• 8. Page 8=== Inference over PROLOG Clauses (2/2) PROLOG programs –The clauses are usually ordered in the following way: goal, facts, rules. –Proof of a goal clause succeeds when the new goal produced by a resolution is empty. –Depth-first, backtracking search procedure • A goal clause fails if the interpreter has tried all resolutions for one of the goal literals and none results in new goals that can be proved. • The interpreter backtracks to the previous goal clause and
• 9. Page 9=== Example of an AND/OR Tree (1) 1. :- MOVES 2. BAT_OK :- 3. LIFTABLE :- 4. MOVES :- BAT_OK, LIFTABLE –Body nodes are called AND nodes because they must all be proved. –If there had been alternative resolutions possible, the search for a proof tree could have generated additional nodes, called OR nodes.
• 10. Page 10=== Example of an AND/OR Tree (2) 1. :- Above(A,C) 2. On(A,B) :- 3. On(B,C) :- 4. Above(x,y) :- On(x,y) 5. Above(x,y) :- On(x,z), Above(z,y) –Consistency requires that the same term be substituted for the variable throughout the proof tree.
• 11. Page 11=== Forward Chaining Forward chaining system (e.g., OPS5) –Reasoning proceeds forward, beginning with facts, chaining through rules, and finally establishing the goal. • A rule is applicable if each of the literals in its antecedent can be unified with a corresponding fact. • When more than one rule is applicable, some sort of external conflict resolution scheme is used to decide which rule will be applied. –Model of aspects of human cognitive processing • Facts: working of short-term memory • Rules: long-term memory
• 12. Page 12=== Maintenance in Dynamic Knowledge Bases Knowledge base of propositional calculus atoms –The atoms are called premisses instead of facts. –The rules are not restricted to being Horn rules. –A spreadline reasoning system • Any cell that has a formula in it gets its value immediately calculated from the values of components. • If the values of any components of a formula happen to change, the value of that formula is automatically changed.
• 13. Page 13=== Maintenance in Dynamic Knowledge Bases Truth maintenance systems (TMSs) –Dynamic knowledge base: the spreadline is extended to contain any number of premisses and rules. • The formulas entered in the values of rule cells are called justifications. –The values of certain premiss cells can be omitted. • When a cell has a value of 1 or 0, it is called IN; otherwise, out. • Allowing values of cells to be OUT permits an interesting generalization of rule types (e.g, U if R is True and S is Out).
• 14. Page 14=== –TMSs should be thought of as knowledge base maintenance systems that perform automatic updates when the truth values of certain atoms are changed. • The use of IN’s and OUT’s permits an elementary sort of “nonmonotonic” or defeasible inference not sanctioned by ordinary reasoning systems. –Cycles among the rules present some difficulties. • One is mutual justification.
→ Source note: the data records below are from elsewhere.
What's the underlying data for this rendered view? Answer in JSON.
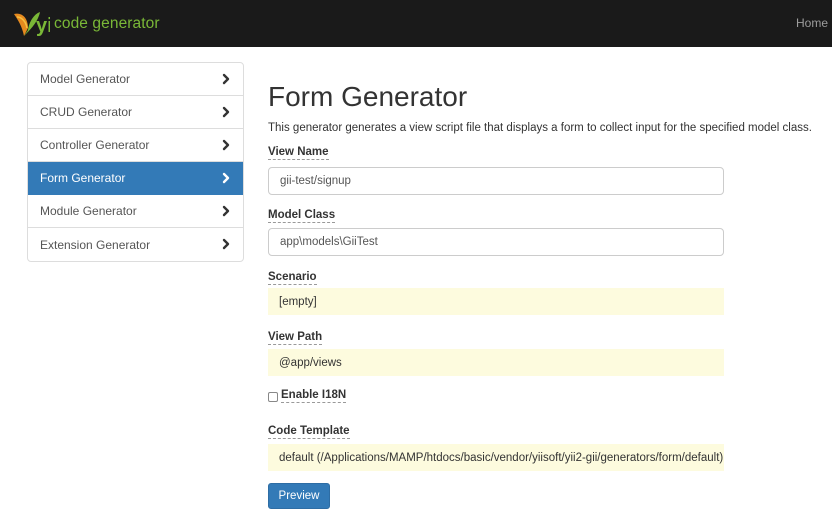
{
  "navbar": {
    "brand_logo_text": "yii",
    "brand_text": "code generator",
    "home_link": "Home"
  },
  "sidebar": {
    "items": [
      {
        "label": "Model Generator",
        "active": false
      },
      {
        "label": "CRUD Generator",
        "active": false
      },
      {
        "label": "Controller Generator",
        "active": false
      },
      {
        "label": "Form Generator",
        "active": true
      },
      {
        "label": "Module Generator",
        "active": false
      },
      {
        "label": "Extension Generator",
        "active": false
      }
    ]
  },
  "main": {
    "title": "Form Generator",
    "description": "This generator generates a view script file that displays a form to collect input for the specified model class.",
    "fields": {
      "view_name": {
        "label": "View Name",
        "value": "gii-test/signup"
      },
      "model_class": {
        "label": "Model Class",
        "value": "app\\models\\GiiTest"
      },
      "scenario": {
        "label": "Scenario",
        "value": "[empty]"
      },
      "view_path": {
        "label": "View Path",
        "value": "@app/views"
      },
      "enable_i18n": {
        "label": "Enable I18N",
        "checked": false
      },
      "code_template": {
        "label": "Code Template",
        "value": "default (/Applications/MAMP/htdocs/basic/vendor/yiisoft/yii2-gii/generators/form/default)"
      }
    },
    "preview_button": "Preview"
  },
  "colors": {
    "navbar_bg": "#1a1a1a",
    "brand_green": "#7ab837",
    "active_blue": "#337ab7",
    "sticky_bg": "#fdfbde"
  }
}
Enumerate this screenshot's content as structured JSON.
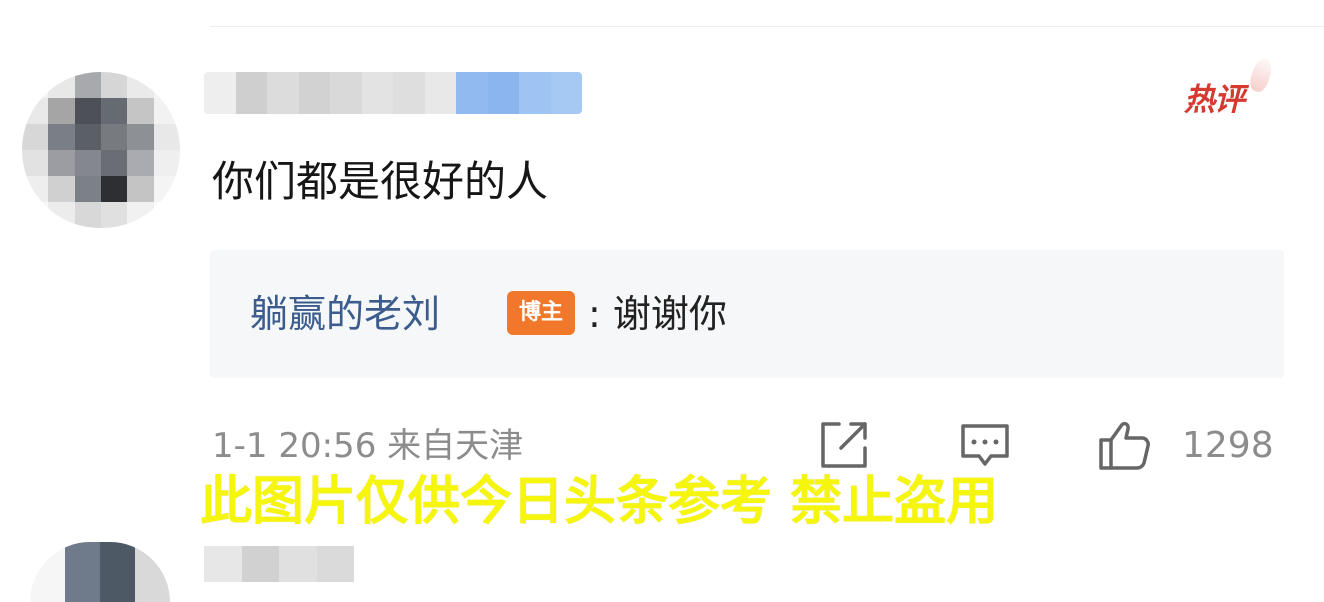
{
  "comment": {
    "text": "你们都是很好的人",
    "hot_badge": "热评",
    "reply": {
      "author": "躺赢的老刘",
      "author_badge": "博主",
      "separator": ":",
      "text": "谢谢你"
    },
    "meta": {
      "time_location": "1-1 20:56 来自天津"
    },
    "actions": {
      "share_icon": "share-icon",
      "reply_icon": "reply-icon",
      "like_icon": "thumbs-up-icon",
      "like_count": "1298"
    }
  },
  "watermark": {
    "text": "此图片仅供今日头条参考 禁止盗用"
  },
  "colors": {
    "author_name": "#3b5c8d",
    "blogger_badge": "#f1772a",
    "hot_badge": "#d43a2f",
    "meta_text": "#8c8c8c",
    "watermark": "#f5f50e",
    "reply_background": "#f6f7f8"
  }
}
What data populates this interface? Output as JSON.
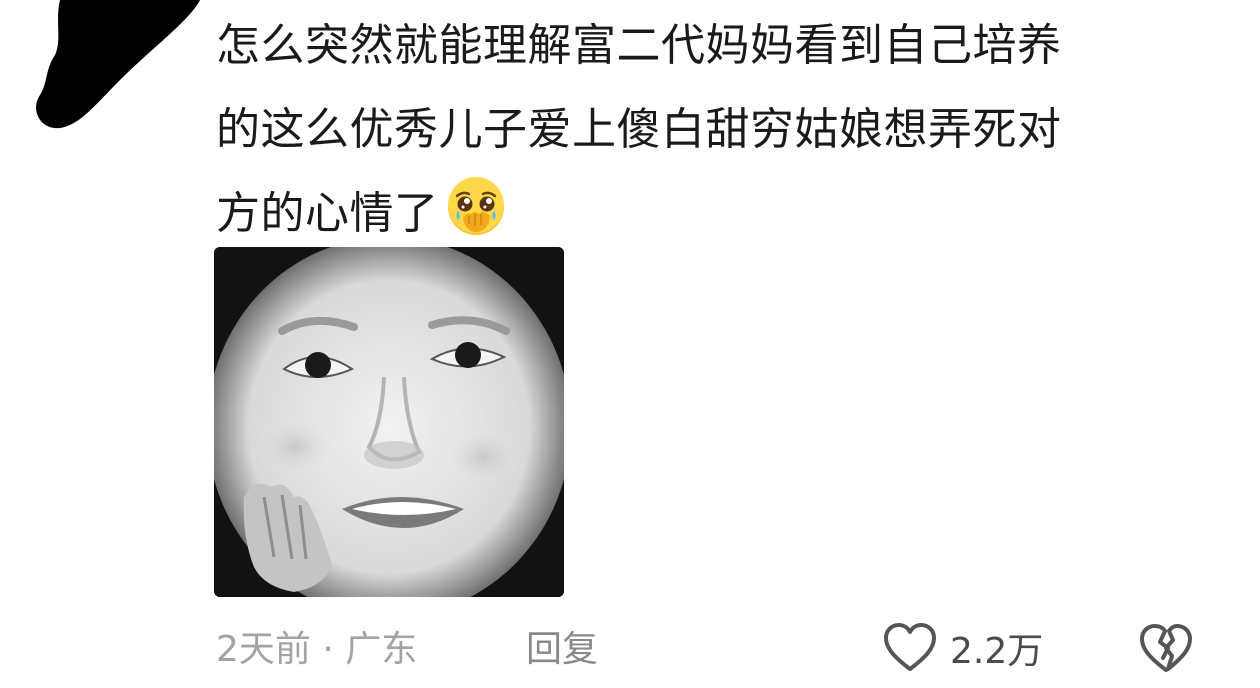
{
  "comment": {
    "lines": [
      "怎么突然就能理解富二代妈妈看到自己培养",
      "的这么优秀儿子爱上傻白甜穷姑娘想弄死对",
      "方的心情了"
    ],
    "emoji": "pleading-face-hands-over-mouth-icon"
  },
  "sticker": {
    "description_icon": "smiling-face-sticker-icon"
  },
  "meta": {
    "time_location": "2天前 · 广东",
    "reply_label": "回复"
  },
  "actions": {
    "like_count": "2.2万",
    "like_icon": "heart-outline-icon",
    "dislike_icon": "broken-heart-icon"
  },
  "colors": {
    "text": "#1a1a1a",
    "meta": "#a3a3a3",
    "icon": "#555555"
  }
}
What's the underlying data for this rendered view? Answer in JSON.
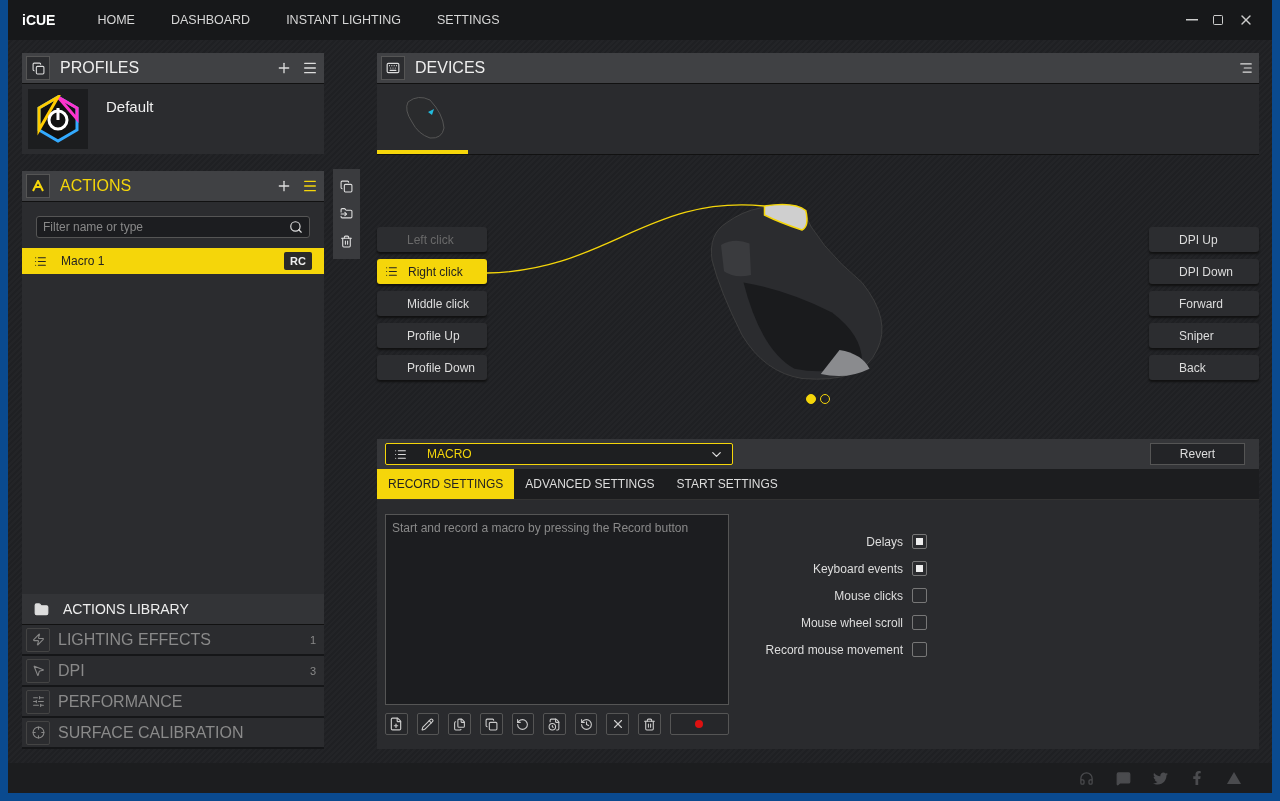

Maintenance in Dynamic Knowledge Bases
• 15. Page 15=== Maintenance in Dynamic Knowledge Bases  Assumption-based truth maintenance systems (ATMSs) –The spreadline is used in a backward direction. –We start with a particular cell’s formula and ask which premiss values will make the formula in that cell True. • Other formulas called the background theory are considered together. –Labels of the cells • The values of the cells are taken to be formulas-expressed in DNF form in terms of the premiss atoms. –ATMSs can be used for a variety of purposes. • One is to perform diagnosis.
• 16. Page 16=== Maintenance in Dynamic Knowledge Bases –Conversion of a TMS to an ATMS